Employers and Minimum Wage Requirements

Minimum Wage 300x221 - Employers and Minimum Wage Requirements

It is extremely important for employers to be aware of the national minimum wage rate. By law employees must be paid the minimum wage for difference kinds of jobs under relevant Industry Awards. It is okay to pay employees more than the minimum wage, however some employers are paying less which can come back to bite them. Many employers can become complacent or even unaware of the minimum requirements, and this can lead to unwanted problems for the business.

Finding the right award can be difficult and time consuming for many employers, however it is in their best interest to ensure employees are being paid the minimum award rate. The Industry Awards can be found on the Fair Work website under the industry in which you business is conducted. This can be confusing at times for employers to find the correct Award for a particular role. Yet, it would be in their best interest to seek further advice to ensure they are paying their employees correctly.

It should be noted that different pay rates apply to casuals, who receive 25% loading on top of the minimum wage to make up for not receiving annual leave or personal and sick leave. Juniors, who are usually under the age of 21, will generally receive a lower wage which is calculated as a percentage of the relevant adult pay rate. Another important fact to remember is that employees must be paid correctly for all hours they work. This includes time spent training, in meetings, opening and closing the business and in some cases doing a trail shift.

Employers must be responsible for checking minimum wage rates on a yearly basis as each year the Fair Work Commission reviews the national minimum wage and pay rates under awards. The changes made will be published and begin from July, meaning that employers must pay their employees the correct wage from the first full pay period on or after 1st July.

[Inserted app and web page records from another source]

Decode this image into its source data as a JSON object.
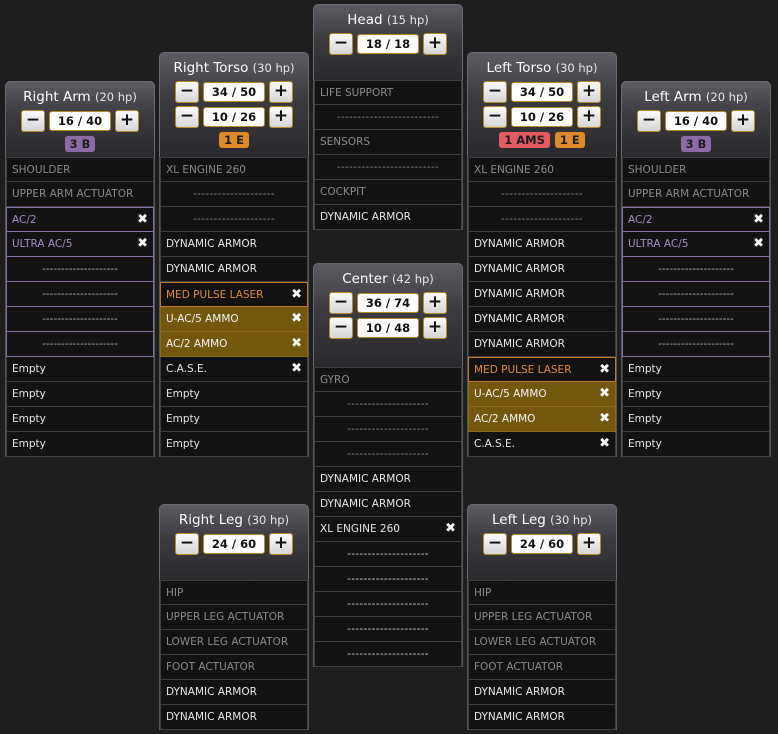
{
  "head": {
    "title": "Head",
    "hp": "(15 hp)",
    "armor": [
      "18 / 18"
    ],
    "slots": [
      "LIFE SUPPORT",
      "-------------------------",
      "SENSORS",
      "-------------------------",
      "COCKPIT",
      "DYNAMIC ARMOR"
    ]
  },
  "right_arm": {
    "title": "Right Arm",
    "hp": "(20 hp)",
    "armor": [
      "16 / 40"
    ],
    "badges": [
      "3 B"
    ],
    "slots": [
      "SHOULDER",
      "UPPER ARM ACTUATOR",
      "AC/2",
      "ULTRA AC/5",
      "--------------------",
      "--------------------",
      "--------------------",
      "--------------------",
      "Empty",
      "Empty",
      "Empty",
      "Empty"
    ]
  },
  "left_arm": {
    "title": "Left Arm",
    "hp": "(20 hp)",
    "armor": [
      "16 / 40"
    ],
    "badges": [
      "3 B"
    ],
    "slots": [
      "SHOULDER",
      "UPPER ARM ACTUATOR",
      "AC/2",
      "ULTRA AC/5",
      "--------------------",
      "--------------------",
      "--------------------",
      "--------------------",
      "Empty",
      "Empty",
      "Empty",
      "Empty"
    ]
  },
  "right_torso": {
    "title": "Right Torso",
    "hp": "(30 hp)",
    "armor": [
      "34 / 50",
      "10 / 26"
    ],
    "badges": [
      "1 E"
    ],
    "slots": [
      "XL ENGINE 260",
      "--------------------",
      "--------------------",
      "DYNAMIC ARMOR",
      "DYNAMIC ARMOR",
      "MED PULSE LASER",
      "U-AC/5 AMMO",
      "AC/2 AMMO",
      "C.A.S.E.",
      "Empty",
      "Empty",
      "Empty"
    ]
  },
  "left_torso": {
    "title": "Left Torso",
    "hp": "(30 hp)",
    "armor": [
      "34 / 50",
      "10 / 26"
    ],
    "badges": [
      "1 AMS",
      "1 E"
    ],
    "slots": [
      "XL ENGINE 260",
      "--------------------",
      "--------------------",
      "DYNAMIC ARMOR",
      "DYNAMIC ARMOR",
      "DYNAMIC ARMOR",
      "DYNAMIC ARMOR",
      "DYNAMIC ARMOR",
      "MED PULSE LASER",
      "U-AC/5 AMMO",
      "AC/2 AMMO",
      "C.A.S.E."
    ]
  },
  "center": {
    "title": "Center",
    "hp": "(42 hp)",
    "armor": [
      "36 / 74",
      "10 / 48"
    ],
    "slots": [
      "GYRO",
      "--------------------",
      "--------------------",
      "--------------------",
      "DYNAMIC ARMOR",
      "DYNAMIC ARMOR",
      "XL ENGINE 260",
      "--------------------",
      "--------------------",
      "--------------------",
      "--------------------",
      "--------------------"
    ]
  },
  "right_leg": {
    "title": "Right Leg",
    "hp": "(30 hp)",
    "armor": [
      "24 / 60"
    ],
    "slots": [
      "HIP",
      "UPPER LEG ACTUATOR",
      "LOWER LEG ACTUATOR",
      "FOOT ACTUATOR",
      "DYNAMIC ARMOR",
      "DYNAMIC ARMOR"
    ]
  },
  "left_leg": {
    "title": "Left Leg",
    "hp": "(30 hp)",
    "armor": [
      "24 / 60"
    ],
    "slots": [
      "HIP",
      "UPPER LEG ACTUATOR",
      "LOWER LEG ACTUATOR",
      "FOOT ACTUATOR",
      "DYNAMIC ARMOR",
      "DYNAMIC ARMOR"
    ]
  },
  "icons": {
    "minus": "−",
    "plus": "+",
    "remove": "✖"
  },
  "colors": {
    "background": "#1e1e1e",
    "weapon_text": "#a78cc4",
    "laser_text": "#e38a35",
    "ammo_bg": "#73570c",
    "badge_ballistic": "#8e6aa8",
    "badge_energy": "#dd8a2a",
    "badge_ams": "#e55b63"
  }
}
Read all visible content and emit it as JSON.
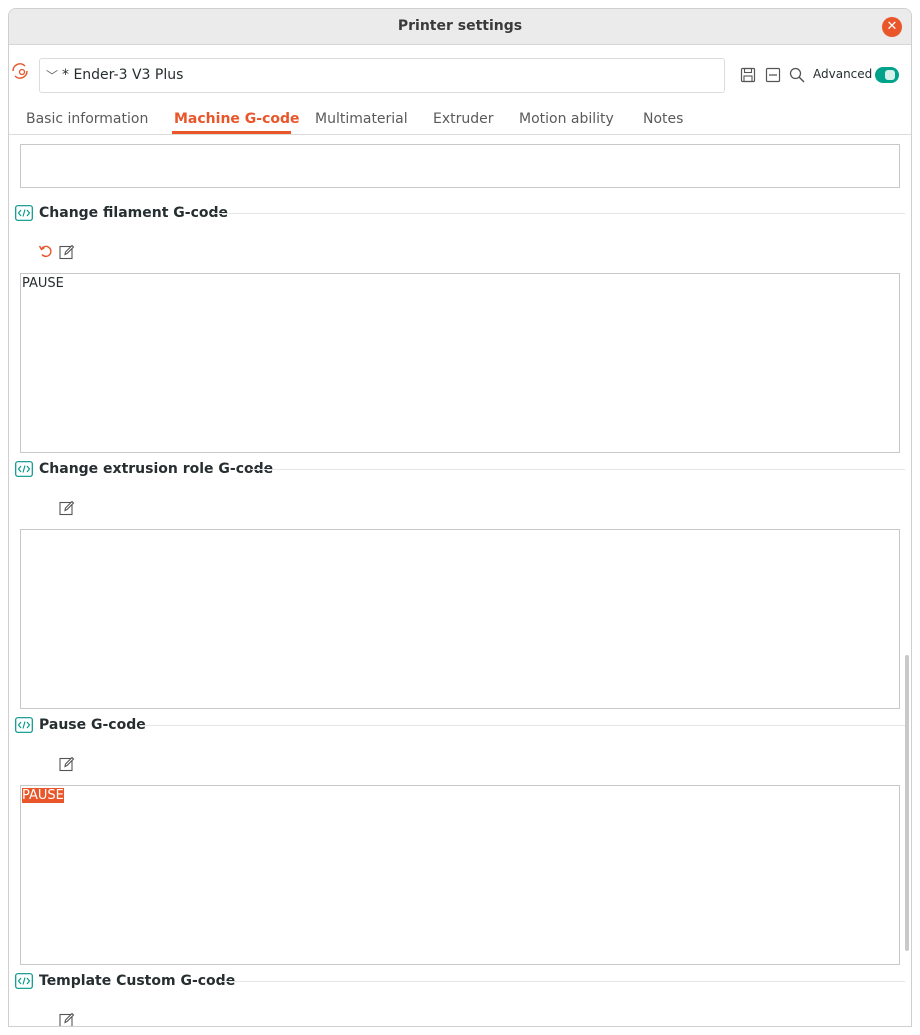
{
  "window": {
    "title": "Printer settings"
  },
  "toolbar": {
    "preset_value": "* Ender-3 V3 Plus",
    "advanced_label": "Advanced",
    "advanced_enabled": true
  },
  "tabs": [
    {
      "label": "Basic information",
      "active": false
    },
    {
      "label": "Machine G-code",
      "active": true
    },
    {
      "label": "Multimaterial",
      "active": false
    },
    {
      "label": "Extruder",
      "active": false
    },
    {
      "label": "Motion ability",
      "active": false
    },
    {
      "label": "Notes",
      "active": false
    }
  ],
  "sections": {
    "change_filament": {
      "title": "Change filament G-code",
      "value": "PAUSE"
    },
    "change_extrusion_role": {
      "title": "Change extrusion role G-code",
      "value": ""
    },
    "pause": {
      "title": "Pause G-code",
      "value": "PAUSE"
    },
    "template_custom": {
      "title": "Template Custom G-code"
    }
  },
  "colors": {
    "accent": "#e8562a",
    "toggle_on": "#00a38a",
    "icon_teal": "#009688"
  },
  "icons": [
    "sync-icon",
    "close-icon",
    "chevron-down-icon",
    "save-icon",
    "delete-icon",
    "search-icon",
    "gcode-icon",
    "reset-icon",
    "edit-icon"
  ]
}
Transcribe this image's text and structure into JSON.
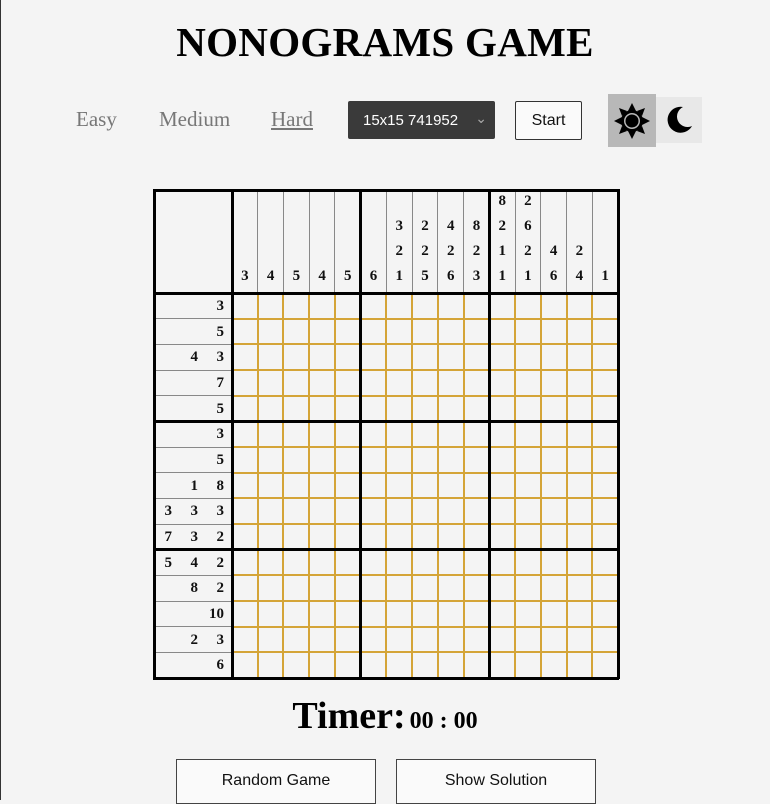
{
  "title": "NONOGRAMS GAME",
  "difficulty": {
    "items": [
      "Easy",
      "Medium",
      "Hard"
    ],
    "active": "Hard"
  },
  "puzzle_select": {
    "value": "15x15 741952"
  },
  "start_label": "Start",
  "theme": {
    "light_icon": "sun-icon",
    "dark_icon": "moon-icon",
    "active": "light"
  },
  "grid": {
    "size": 15,
    "column_clues": [
      [
        "3"
      ],
      [
        "4"
      ],
      [
        "5"
      ],
      [
        "4"
      ],
      [
        "5"
      ],
      [
        "6"
      ],
      [
        "3",
        "2",
        "1"
      ],
      [
        "2",
        "2",
        "5"
      ],
      [
        "4",
        "2",
        "6"
      ],
      [
        "8",
        "2",
        "3"
      ],
      [
        "8",
        "2",
        "1",
        "1"
      ],
      [
        "2",
        "6",
        "2",
        "1"
      ],
      [
        "4",
        "6"
      ],
      [
        "2",
        "4"
      ],
      [
        "1"
      ]
    ],
    "row_clues": [
      [
        "3"
      ],
      [
        "5"
      ],
      [
        "4",
        "3"
      ],
      [
        "7"
      ],
      [
        "5"
      ],
      [
        "3"
      ],
      [
        "5"
      ],
      [
        "1",
        "8"
      ],
      [
        "3",
        "3",
        "3"
      ],
      [
        "7",
        "3",
        "2"
      ],
      [
        "5",
        "4",
        "2"
      ],
      [
        "8",
        "2"
      ],
      [
        "10"
      ],
      [
        "2",
        "3"
      ],
      [
        "6"
      ]
    ],
    "colors": {
      "cell_line": "#d4a437",
      "block_line": "#000000",
      "background": "#f4f4f4"
    }
  },
  "timer": {
    "label": "Timer:",
    "value": "00 : 00"
  },
  "buttons": {
    "random": "Random Game",
    "solution": "Show Solution"
  }
}
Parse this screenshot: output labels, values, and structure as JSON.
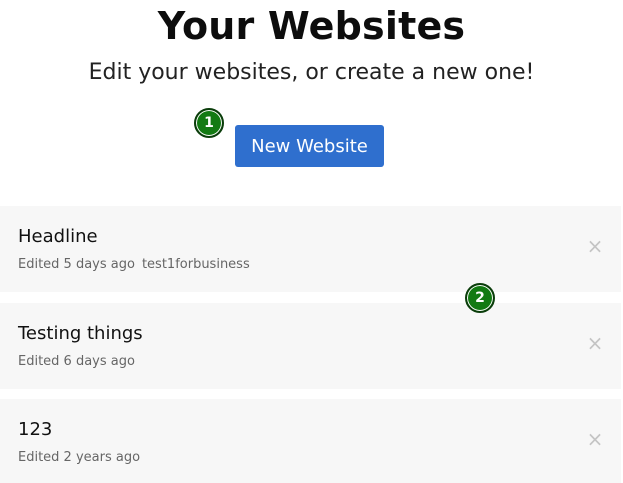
{
  "header": {
    "title": "Your Websites",
    "subtitle": "Edit your websites, or create a new one!"
  },
  "actions": {
    "new_website_label": "New Website"
  },
  "markers": [
    "1",
    "2"
  ],
  "sites": [
    {
      "name": "Headline",
      "edited": "Edited 5 days ago",
      "owner": "test1forbusiness",
      "delete_icon": "close-icon"
    },
    {
      "name": "Testing things",
      "edited": "Edited 6 days ago",
      "owner": "",
      "delete_icon": "close-icon"
    },
    {
      "name": "123",
      "edited": "Edited 2 years ago",
      "owner": "",
      "delete_icon": "close-icon"
    }
  ],
  "colors": {
    "primary_button": "#2f6fce",
    "card_background": "#f7f7f7",
    "marker_green": "#137a13"
  }
}
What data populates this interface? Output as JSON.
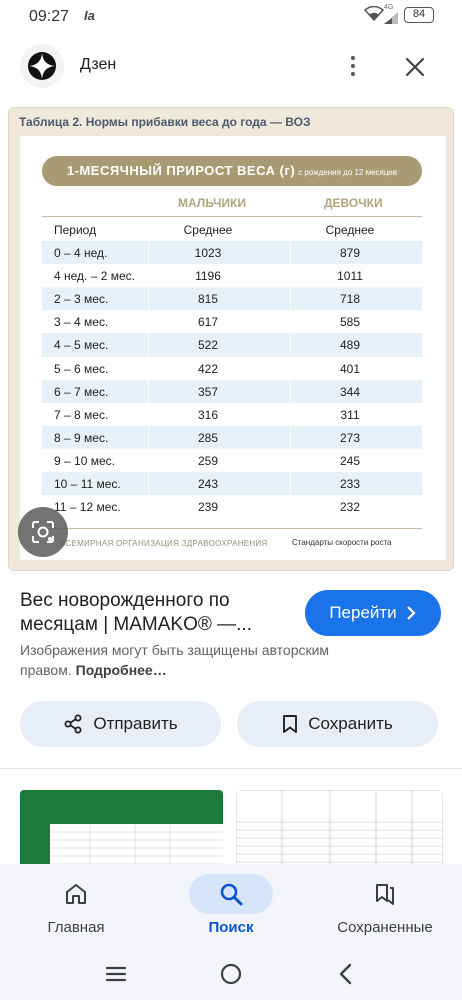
{
  "status_bar": {
    "time": "09:27",
    "sim_label": "Ia",
    "network": "4G",
    "battery": "84"
  },
  "app": {
    "name": "Дзен"
  },
  "image": {
    "title": "Таблица 2. Нормы прибавки веса до года — ВОЗ",
    "banner": "1-МЕСЯЧНЫЙ ПРИРОСТ ВЕСА (г)",
    "banner_sub": "с рождения до 12 месяцев",
    "col_boys": "МАЛЬЧИКИ",
    "col_girls": "ДЕВОЧКИ",
    "rows": [
      {
        "period": "Период",
        "boys": "Среднее",
        "girls": "Среднее"
      },
      {
        "period": "0 – 4 нед.",
        "boys": "1023",
        "girls": "879"
      },
      {
        "period": "4 нед. – 2 мес.",
        "boys": "1196",
        "girls": "1011"
      },
      {
        "period": "2 – 3 мес.",
        "boys": "815",
        "girls": "718"
      },
      {
        "period": "3 – 4 мес.",
        "boys": "617",
        "girls": "585"
      },
      {
        "period": "4 – 5 мес.",
        "boys": "522",
        "girls": "489"
      },
      {
        "period": "5 – 6 мес.",
        "boys": "422",
        "girls": "401"
      },
      {
        "period": "6 – 7 мес.",
        "boys": "357",
        "girls": "344"
      },
      {
        "period": "7 – 8 мес.",
        "boys": "316",
        "girls": "311"
      },
      {
        "period": "8 – 9 мес.",
        "boys": "285",
        "girls": "273"
      },
      {
        "period": "9 – 10 мес.",
        "boys": "259",
        "girls": "245"
      },
      {
        "period": "10 – 11 мес.",
        "boys": "243",
        "girls": "233"
      },
      {
        "period": "11 – 12 мес.",
        "boys": "239",
        "girls": "232"
      }
    ],
    "footer_left": "ВСЕМИРНАЯ ОРГАНИЗАЦИЯ ЗДРАВООХРАНЕНИЯ",
    "footer_right": "Стандарты скорости роста"
  },
  "result": {
    "title": "Вес новорожденного по месяцам | MAMAKO® —...",
    "go_label": "Перейти",
    "copyright": "Изображения могут быть защищены авторским правом.",
    "more_label": "Подробнее…"
  },
  "actions": {
    "share_label": "Отправить",
    "save_label": "Сохранить"
  },
  "bottom_nav": {
    "items": [
      {
        "label": "Главная",
        "icon": "home-icon"
      },
      {
        "label": "Поиск",
        "icon": "search-icon"
      },
      {
        "label": "Сохраненные",
        "icon": "collections-icon"
      }
    ]
  },
  "colors": {
    "accent": "#1a73e8",
    "banner": "#a89a72",
    "row_alt": "#e6f1fa",
    "nav_bg": "#f3f5fb"
  }
}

There have been previous incidences where over a period of time employers have paid their employees below the minimum wage. Once this has been noted by the employee it has resulted in the business having to back pay. Being that it is generally a lump sum of money that is owed, it can be quite difficult for the employer, especially if running a small business, to acquire this money in a short period of time.

Overall, it is in the best interest of the business to continually check minimum wage rates to ensure every employee is being paid correctly. Whether they are full-time, part-time, casual or juniors, employers have a duty to ensure they are paying their employees correctly.

Link: Fair Work Australia